=== Excerpts from an interface dataset ===

■ ■ ■ ■

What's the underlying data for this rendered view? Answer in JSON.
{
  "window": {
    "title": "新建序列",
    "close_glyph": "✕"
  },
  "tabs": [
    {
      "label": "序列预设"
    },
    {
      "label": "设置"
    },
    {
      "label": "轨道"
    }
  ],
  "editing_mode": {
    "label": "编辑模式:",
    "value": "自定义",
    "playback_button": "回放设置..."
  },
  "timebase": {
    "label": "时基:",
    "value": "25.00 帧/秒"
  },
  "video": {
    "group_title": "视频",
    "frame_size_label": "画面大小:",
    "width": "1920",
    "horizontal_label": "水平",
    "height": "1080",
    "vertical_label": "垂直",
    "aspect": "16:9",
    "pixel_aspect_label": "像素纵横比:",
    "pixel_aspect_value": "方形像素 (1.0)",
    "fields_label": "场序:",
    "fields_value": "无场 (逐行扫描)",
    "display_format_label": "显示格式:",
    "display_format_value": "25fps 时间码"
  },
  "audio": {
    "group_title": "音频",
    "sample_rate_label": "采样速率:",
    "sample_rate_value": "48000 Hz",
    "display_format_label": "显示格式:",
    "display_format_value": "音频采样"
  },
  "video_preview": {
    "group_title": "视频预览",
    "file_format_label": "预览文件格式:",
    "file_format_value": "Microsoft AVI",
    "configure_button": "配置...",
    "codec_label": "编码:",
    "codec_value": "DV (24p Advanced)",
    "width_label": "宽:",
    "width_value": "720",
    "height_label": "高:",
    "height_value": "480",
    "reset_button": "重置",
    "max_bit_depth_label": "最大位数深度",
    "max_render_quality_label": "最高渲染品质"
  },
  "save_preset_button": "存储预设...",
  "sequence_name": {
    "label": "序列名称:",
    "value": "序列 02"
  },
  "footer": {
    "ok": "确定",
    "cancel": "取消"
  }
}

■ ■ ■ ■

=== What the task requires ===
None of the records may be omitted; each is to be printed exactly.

=== Response to the exercise ===
What's the underlying data for this rendered view? Answer in JSON.
{
  "window": {
    "title": "新建序列",
    "close_glyph": "✕"
  },
  "tabs": [
    {
      "label": "序列预设"
    },
    {
      "label": "设置"
    },
    {
      "label": "轨道"
    }
  ],
  "editing_mode": {
    "label": "编辑模式:",
    "value": "自定义",
    "playback_button": "回放设置..."
  },
  "timebase": {
    "label": "时基:",
    "value": "25.00 帧/秒"
  },
  "video": {
    "group_title": "视频",
    "frame_size_label": "画面大小:",
    "width": "1920",
    "horizontal_label": "水平",
    "height": "1080",
    "vertical_label": "垂直",
    "aspect": "16:9",
    "pixel_aspect_label": "像素纵横比:",
    "pixel_aspect_value": "方形像素 (1.0)",
    "fields_label": "场序:",
    "fields_value": "无场 (逐行扫描)",
    "display_format_label": "显示格式:",
    "display_format_value": "25fps 时间码"
  },
  "audio": {
    "group_title": "音频",
    "sample_rate_label": "采样速率:",
    "sample_rate_value": "48000 Hz",
    "display_format_label": "显示格式:",
    "display_format_value": "音频采样"
  },
  "video_preview": {
    "group_title": "视频预览",
    "file_format_label": "预览文件格式:",
    "file_format_value": "Microsoft AVI",
    "configure_button": "配置...",
    "codec_label": "编码:",
    "codec_value": "DV (24p Advanced)",
    "width_label": "宽:",
    "width_value": "720",
    "height_label": "高:",
    "height_value": "480",
    "reset_button": "重置",
    "max_bit_depth_label": "最大位数深度",
    "max_render_quality_label": "最高渲染品质"
  },
  "save_preset_button": "存储预设...",
  "sequence_name": {
    "label": "序列名称:",
    "value": "序列 02"
  },
  "footer": {
    "ok": "确定",
    "cancel": "取消"
  }
}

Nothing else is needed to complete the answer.